*WHAT THE TASK ASKS*
Every line of the entries below that includes "drop" belongs in the answer, copied as written.

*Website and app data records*
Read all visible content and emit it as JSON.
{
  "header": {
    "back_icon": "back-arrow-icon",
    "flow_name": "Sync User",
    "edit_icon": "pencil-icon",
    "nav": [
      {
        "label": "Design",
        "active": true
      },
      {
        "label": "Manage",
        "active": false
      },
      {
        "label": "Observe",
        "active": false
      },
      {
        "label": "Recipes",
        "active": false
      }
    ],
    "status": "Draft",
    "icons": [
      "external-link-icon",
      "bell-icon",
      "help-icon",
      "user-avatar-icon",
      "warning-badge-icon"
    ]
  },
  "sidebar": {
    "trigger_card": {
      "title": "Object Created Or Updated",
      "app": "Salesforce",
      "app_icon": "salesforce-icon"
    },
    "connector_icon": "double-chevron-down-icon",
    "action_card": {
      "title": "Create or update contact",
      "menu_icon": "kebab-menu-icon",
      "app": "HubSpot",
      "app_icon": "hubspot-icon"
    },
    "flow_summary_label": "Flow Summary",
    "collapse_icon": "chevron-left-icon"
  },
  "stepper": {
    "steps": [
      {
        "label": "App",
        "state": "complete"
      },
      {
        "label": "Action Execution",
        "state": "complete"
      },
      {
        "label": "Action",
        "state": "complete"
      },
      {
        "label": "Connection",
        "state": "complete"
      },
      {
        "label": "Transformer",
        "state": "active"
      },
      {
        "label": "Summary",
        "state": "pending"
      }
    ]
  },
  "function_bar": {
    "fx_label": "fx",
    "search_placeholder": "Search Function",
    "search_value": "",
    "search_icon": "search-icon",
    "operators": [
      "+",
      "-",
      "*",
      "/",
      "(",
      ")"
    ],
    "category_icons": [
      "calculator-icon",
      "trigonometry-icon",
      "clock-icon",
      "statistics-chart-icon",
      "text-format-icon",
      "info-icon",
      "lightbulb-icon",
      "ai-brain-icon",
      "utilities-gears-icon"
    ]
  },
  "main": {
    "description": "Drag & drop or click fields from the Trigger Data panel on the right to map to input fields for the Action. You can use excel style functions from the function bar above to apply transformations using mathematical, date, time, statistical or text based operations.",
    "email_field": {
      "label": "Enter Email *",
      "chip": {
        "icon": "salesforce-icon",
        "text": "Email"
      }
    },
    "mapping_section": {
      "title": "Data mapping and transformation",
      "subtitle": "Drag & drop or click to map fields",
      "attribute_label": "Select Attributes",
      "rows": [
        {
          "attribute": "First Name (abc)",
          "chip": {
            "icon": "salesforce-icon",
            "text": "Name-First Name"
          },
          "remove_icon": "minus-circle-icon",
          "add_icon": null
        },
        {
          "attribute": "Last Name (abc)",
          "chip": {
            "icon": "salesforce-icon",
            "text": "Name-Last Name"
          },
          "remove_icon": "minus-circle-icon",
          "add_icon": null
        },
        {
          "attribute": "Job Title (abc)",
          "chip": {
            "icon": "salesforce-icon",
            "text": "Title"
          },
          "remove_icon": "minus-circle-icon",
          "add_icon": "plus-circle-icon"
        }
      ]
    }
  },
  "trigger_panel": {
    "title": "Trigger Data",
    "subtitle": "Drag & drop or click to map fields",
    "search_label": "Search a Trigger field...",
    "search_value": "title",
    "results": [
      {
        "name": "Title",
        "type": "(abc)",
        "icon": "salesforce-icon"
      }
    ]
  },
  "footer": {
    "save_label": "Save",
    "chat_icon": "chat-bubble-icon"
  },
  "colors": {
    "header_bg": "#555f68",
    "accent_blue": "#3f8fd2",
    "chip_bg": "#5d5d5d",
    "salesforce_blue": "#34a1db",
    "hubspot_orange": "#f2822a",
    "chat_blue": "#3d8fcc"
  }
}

*ANSWER BOX*
    "description": "Drag & drop or click fields from the Trigger Data panel on the right to map to input fields for the Action. You can use excel style functions from the function bar above to apply transformations using mathematical, date, time, statistical or text based operations.",
      "subtitle": "Drag & drop or click to map fields",
    "subtitle": "Drag & drop or click to map fields",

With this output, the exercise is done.